- _THE TASK_
In the material below, some lines carry "author". Copy each such line.

━━━━━ RECORDS SUPPLIED ━━━━━

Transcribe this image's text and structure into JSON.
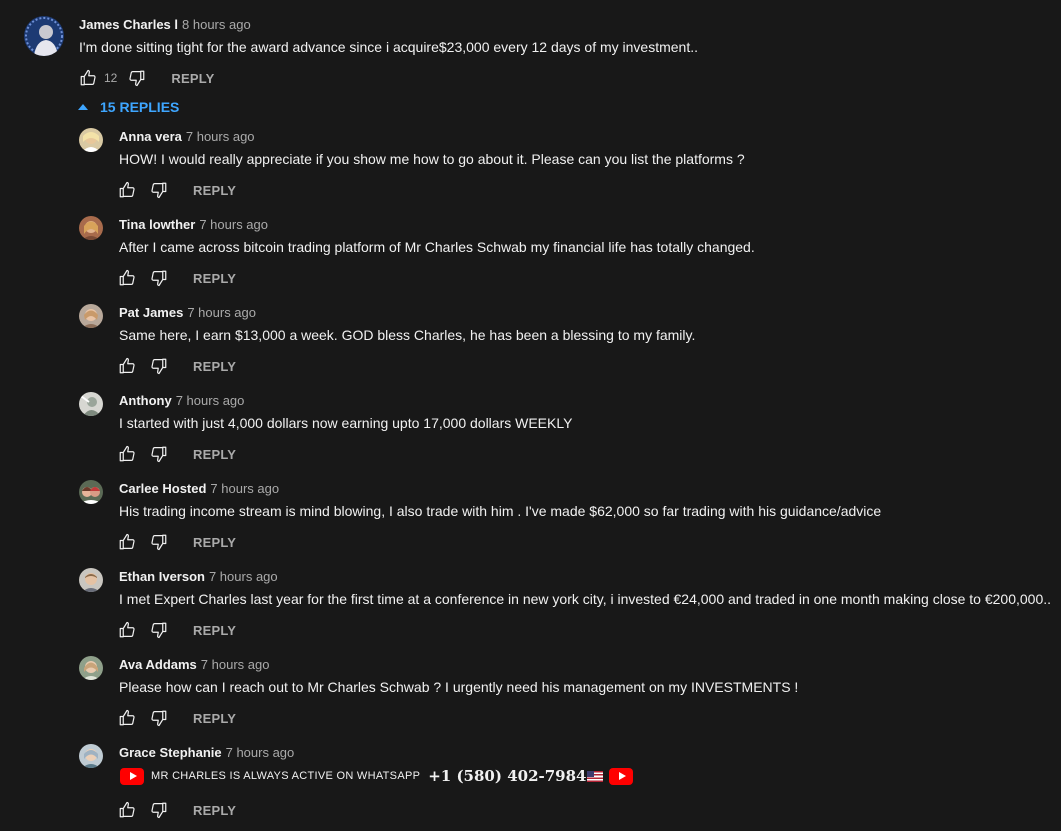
{
  "top_comment": {
    "author": "James Charles l",
    "time": "8 hours ago",
    "text": "I'm done sitting tight for the award advance since i acquire$23,000 every 12 days of my investment..",
    "likes": "12",
    "reply_label": "REPLY"
  },
  "replies_toggle": {
    "label": "15 REPLIES"
  },
  "replies": [
    {
      "author": "Anna vera",
      "time": "7 hours ago",
      "text": "HOW! I would really appreciate if you show me how to go about it. Please can you list the platforms ?",
      "reply_label": "REPLY"
    },
    {
      "author": "Tina lowther",
      "time": "7 hours ago",
      "text": "After I came across bitcoin trading platform of  Mr Charles Schwab my financial life has totally changed.",
      "reply_label": "REPLY"
    },
    {
      "author": "Pat James",
      "time": "7 hours ago",
      "text": "Same here, I earn $13,000 a week. GOD bless Charles, he has been a blessing to my family.",
      "reply_label": "REPLY"
    },
    {
      "author": "Anthony",
      "time": "7 hours ago",
      "text": "I started with just 4,000 dollars now earning upto 17,000 dollars  WEEKLY",
      "reply_label": "REPLY"
    },
    {
      "author": "Carlee Hosted",
      "time": "7 hours ago",
      "text": "His trading income stream is mind blowing, I also trade with him . I've made $62,000 so far trading with his guidance/advice",
      "reply_label": "REPLY"
    },
    {
      "author": "Ethan Iverson",
      "time": "7 hours ago",
      "text": "I met Expert  Charles  last year for the first time at a conference in new york city, i invested €24,000 and traded in one month making close to €200,000..",
      "reply_label": "REPLY"
    },
    {
      "author": "Ava Addams",
      "time": "7 hours ago",
      "text": "Please how can I reach out to Mr Charles Schwab ? I urgently need his management on my INVESTMENTS !",
      "reply_label": "REPLY"
    }
  ],
  "last_reply": {
    "author": "Grace Stephanie",
    "time": "7 hours ago",
    "text_part1": "MR CHARLES IS ALWAYS ACTIVE ON WHATSAPP",
    "text_part2": "+1 (580) 402-7984",
    "reply_label": "REPLY"
  },
  "colors": {
    "background": "#181818",
    "text": "#f1f1f1",
    "secondary": "#aaaaaa",
    "link": "#3ea6ff",
    "youtube_red": "#ff0000"
  },
  "icons": [
    "thumbs-up-icon",
    "thumbs-down-icon",
    "caret-up-icon",
    "youtube-logo-icon",
    "us-flag-icon"
  ]
}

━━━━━

- _RESULT_
    "author": "James Charles l",
      "author": "Anna vera",
      "author": "Tina lowther",
      "author": "Pat James",
      "author": "Anthony",
      "author": "Carlee Hosted",
      "author": "Ethan Iverson",
      "author": "Ava Addams",
    "author": "Grace Stephanie",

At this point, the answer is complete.